## Task description
Restate word for word every entry that appears below, skipping its pictures.
----- Available records -----
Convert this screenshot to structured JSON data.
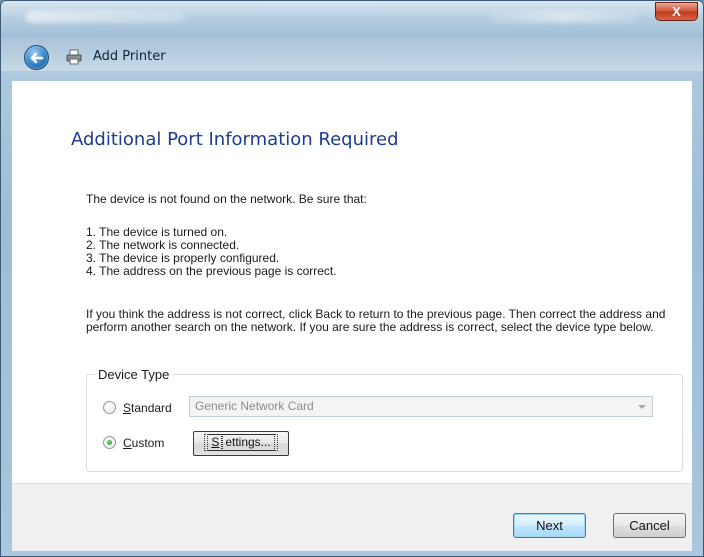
{
  "window": {
    "close_label": "X"
  },
  "nav": {
    "title": "Add Printer"
  },
  "content": {
    "heading": "Additional Port Information Required",
    "intro": "The device is not found on the network.  Be sure that:",
    "list": [
      "1.  The device is turned on.",
      "2.  The network is connected.",
      "3.  The device is properly configured.",
      "4.  The address on the previous page is correct."
    ],
    "paragraph": "If you think the address is not correct, click Back to return to the previous page.  Then correct the address and perform another search on the network.  If you are sure the address is correct, select the device type below."
  },
  "device_type": {
    "label": "Device Type",
    "standard": {
      "mnemonic": "S",
      "rest": "tandard",
      "selected": false
    },
    "custom": {
      "mnemonic": "C",
      "rest": "ustom",
      "selected": true
    },
    "dropdown_value": "Generic Network Card",
    "settings": {
      "mnemonic": "S",
      "rest": "ettings..."
    }
  },
  "footer": {
    "next_label": "Next",
    "cancel_label": "Cancel"
  }
}
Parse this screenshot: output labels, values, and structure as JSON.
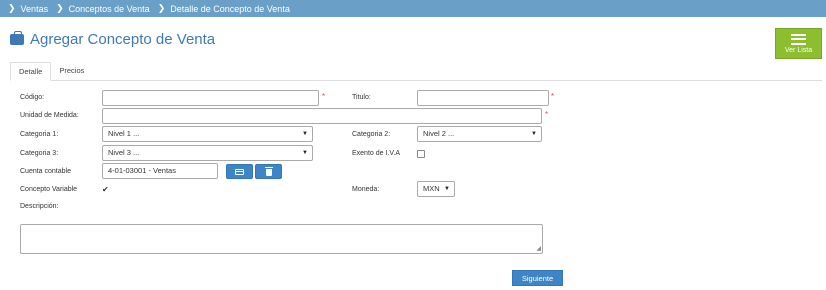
{
  "breadcrumb": [
    "Ventas",
    "Conceptos de Venta",
    "Detalle de Concepto de Venta"
  ],
  "title": "Agregar Concepto de Venta",
  "list_button": "Ver Lista",
  "tabs": [
    "Detalle",
    "Precios"
  ],
  "form": {
    "codigo": {
      "label": "Código:",
      "value": ""
    },
    "titulo": {
      "label": "Titulo:",
      "value": ""
    },
    "unidad": {
      "label": "Unidad de Medida:",
      "value": ""
    },
    "categoria1": {
      "label": "Categoria 1:",
      "value": "Nivel 1 ..."
    },
    "categoria2": {
      "label": "Categoria 2:",
      "value": "Nivel 2 ..."
    },
    "categoria3": {
      "label": "Categoria 3:",
      "value": "Nivel 3 ..."
    },
    "exento": {
      "label": "Exento de I.V.A",
      "checked": false
    },
    "cuenta": {
      "label": "Cuenta contable",
      "value": "4-01-03001 - Ventas"
    },
    "concepto_variable": {
      "label": "Concepto Variable",
      "checked": true
    },
    "moneda": {
      "label": "Moneda:",
      "value": "MXN"
    },
    "descripcion": {
      "label": "Descripción:",
      "value": ""
    },
    "required_mark": "*"
  },
  "next_button": "Siguiente",
  "colors": {
    "breadcrumb_bg": "#6a9fc8",
    "title": "#3d7ab5",
    "list_button": "#8cbe30",
    "primary_button": "#3d85c6",
    "required": "#e05050"
  }
}
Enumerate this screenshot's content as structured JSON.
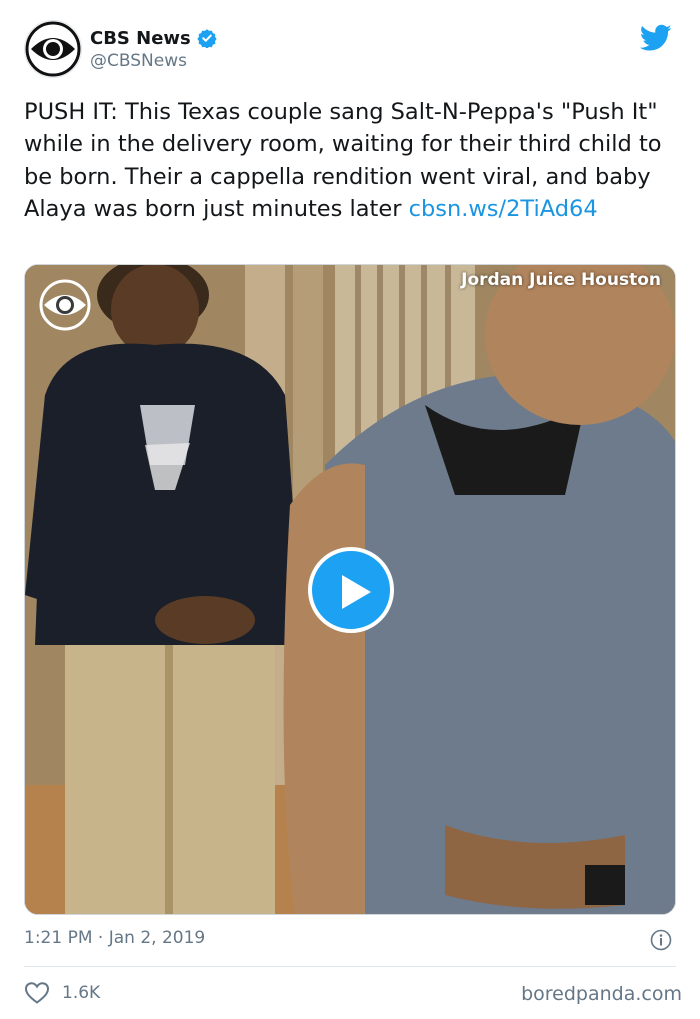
{
  "author": {
    "display_name": "CBS News",
    "handle": "@CBSNews",
    "verified_icon": "verified-badge-icon",
    "avatar_icon": "cbs-eye-logo"
  },
  "platform_icon": "twitter-bird-icon",
  "tweet": {
    "text_before_link": "PUSH IT: This Texas couple sang Salt-N-Peppa's \"Push It\" while in the delivery room, waiting for their third child to be born. Their a cappella rendition went viral, and baby Alaya was born just minutes later ",
    "link_text": "cbsn.ws/2TiAd64"
  },
  "media": {
    "watermark": "Jordan Juice Houston",
    "play_icon": "play-icon"
  },
  "meta": {
    "timestamp": "1:21 PM · Jan 2, 2019",
    "info_icon": "info-icon"
  },
  "engagement": {
    "like_icon": "heart-icon",
    "like_count": "1.6K"
  },
  "source_credit": "boredpanda.com",
  "colors": {
    "link": "#1b95e0",
    "twitter_blue": "#1da1f2",
    "secondary_text": "#657786"
  }
}
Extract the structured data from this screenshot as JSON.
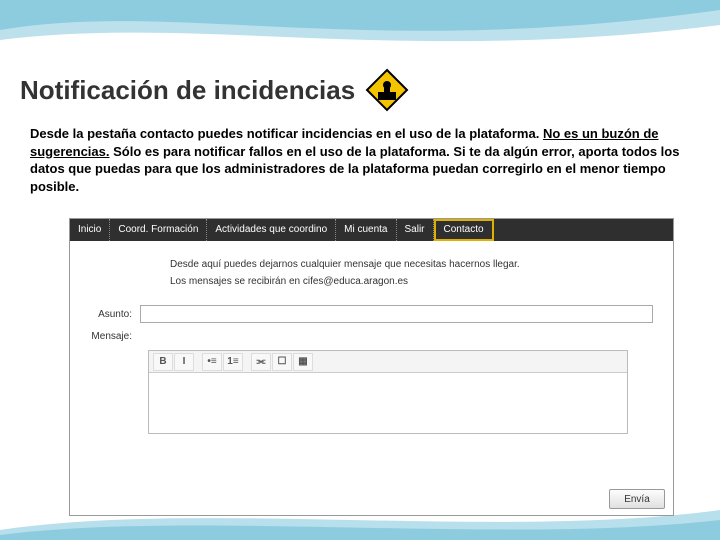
{
  "title": "Notificación de incidencias",
  "body": {
    "p1_a": "Desde la pestaña contacto puedes notificar incidencias en el uso de la plataforma. ",
    "p1_b": "No es un buzón de sugerencias.",
    "p1_c": " Sólo es para notificar fallos en el uso de la plataforma. Si te da algún error, aporta todos los datos que puedas para que los administradores de la plataforma puedan corregirlo en el menor tiempo posible."
  },
  "nav": {
    "inicio": "Inicio",
    "coord": "Coord. Formación",
    "actividades": "Actividades que coordino",
    "cuenta": "Mi cuenta",
    "salir": "Salir",
    "contacto": "Contacto"
  },
  "intro": {
    "line1": "Desde aquí puedes dejarnos cualquier mensaje que necesitas hacernos llegar.",
    "line2": "Los mensajes se recibirán en cifes@educa.aragon.es"
  },
  "form": {
    "asunto_label": "Asunto:",
    "mensaje_label": "Mensaje:",
    "send": "Envía"
  },
  "toolbar_icons": {
    "bold": "B",
    "italic": "I",
    "ul": "•≡",
    "ol": "1≡",
    "link": "⫘",
    "img": "☐",
    "tbl": "▦"
  }
}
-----
## Exercise solution
Convert this screenshot to structured JSON data.
{
  "window": {
    "close_label": "X"
  },
  "nav": {
    "title": "Add Printer"
  },
  "content": {
    "heading": "Additional Port Information Required",
    "intro": "The device is not found on the network.  Be sure that:",
    "list": [
      "1.  The device is turned on.",
      "2.  The network is connected.",
      "3.  The device is properly configured.",
      "4.  The address on the previous page is correct."
    ],
    "paragraph": "If you think the address is not correct, click Back to return to the previous page.  Then correct the address and perform another search on the network.  If you are sure the address is correct, select the device type below."
  },
  "device_type": {
    "label": "Device Type",
    "standard": {
      "mnemonic": "S",
      "rest": "tandard",
      "selected": false
    },
    "custom": {
      "mnemonic": "C",
      "rest": "ustom",
      "selected": true
    },
    "dropdown_value": "Generic Network Card",
    "settings": {
      "mnemonic": "S",
      "rest": "ettings..."
    }
  },
  "footer": {
    "next_label": "Next",
    "cancel_label": "Cancel"
  }
}
Parse this screenshot: output labels, values, and structure as JSON.
{
  "breadcrumb": [
    "Ventas",
    "Conceptos de Venta",
    "Detalle de Concepto de Venta"
  ],
  "title": "Agregar Concepto de Venta",
  "list_button": "Ver Lista",
  "tabs": [
    "Detalle",
    "Precios"
  ],
  "form": {
    "codigo": {
      "label": "Código:",
      "value": ""
    },
    "titulo": {
      "label": "Titulo:",
      "value": ""
    },
    "unidad": {
      "label": "Unidad de Medida:",
      "value": ""
    },
    "categoria1": {
      "label": "Categoria 1:",
      "value": "Nivel 1 ..."
    },
    "categoria2": {
      "label": "Categoria 2:",
      "value": "Nivel 2 ..."
    },
    "categoria3": {
      "label": "Categoria 3:",
      "value": "Nivel 3 ..."
    },
    "exento": {
      "label": "Exento de I.V.A",
      "checked": false
    },
    "cuenta": {
      "label": "Cuenta contable",
      "value": "4-01-03001 - Ventas"
    },
    "concepto_variable": {
      "label": "Concepto Variable",
      "checked": true
    },
    "moneda": {
      "label": "Moneda:",
      "value": "MXN"
    },
    "descripcion": {
      "label": "Descripción:",
      "value": ""
    },
    "required_mark": "*"
  },
  "next_button": "Siguiente",
  "colors": {
    "breadcrumb_bg": "#6a9fc8",
    "title": "#3d7ab5",
    "list_button": "#8cbe30",
    "primary_button": "#3d85c6",
    "required": "#e05050"
  }
}
Enumerate this screenshot's content as structured JSON.
{
  "author": {
    "display_name": "CBS News",
    "handle": "@CBSNews",
    "verified_icon": "verified-badge-icon",
    "avatar_icon": "cbs-eye-logo"
  },
  "platform_icon": "twitter-bird-icon",
  "tweet": {
    "text_before_link": "PUSH IT: This Texas couple sang Salt-N-Peppa's \"Push It\" while in the delivery room, waiting for their third child to be born. Their a cappella rendition went viral, and baby Alaya was born just minutes later ",
    "link_text": "cbsn.ws/2TiAd64"
  },
  "media": {
    "watermark": "Jordan Juice Houston",
    "play_icon": "play-icon"
  },
  "meta": {
    "timestamp": "1:21 PM · Jan 2, 2019",
    "info_icon": "info-icon"
  },
  "engagement": {
    "like_icon": "heart-icon",
    "like_count": "1.6K"
  },
  "source_credit": "boredpanda.com",
  "colors": {
    "link": "#1b95e0",
    "twitter_blue": "#1da1f2",
    "secondary_text": "#657786"
  }
}
Extract the structured data from this screenshot as JSON.
{
  "title": "Notificación de incidencias",
  "body": {
    "p1_a": "Desde la pestaña contacto puedes notificar incidencias en el uso de la plataforma. ",
    "p1_b": "No es un buzón de sugerencias.",
    "p1_c": " Sólo es para notificar fallos en el uso de la plataforma. Si te da algún error, aporta todos los datos que puedas para que los administradores de la plataforma puedan corregirlo en el menor tiempo posible."
  },
  "nav": {
    "inicio": "Inicio",
    "coord": "Coord. Formación",
    "actividades": "Actividades que coordino",
    "cuenta": "Mi cuenta",
    "salir": "Salir",
    "contacto": "Contacto"
  },
  "intro": {
    "line1": "Desde aquí puedes dejarnos cualquier mensaje que necesitas hacernos llegar.",
    "line2": "Los mensajes se recibirán en cifes@educa.aragon.es"
  },
  "form": {
    "asunto_label": "Asunto:",
    "mensaje_label": "Mensaje:",
    "send": "Envía"
  },
  "toolbar_icons": {
    "bold": "B",
    "italic": "I",
    "ul": "•≡",
    "ol": "1≡",
    "link": "⫘",
    "img": "☐",
    "tbl": "▦"
  }
}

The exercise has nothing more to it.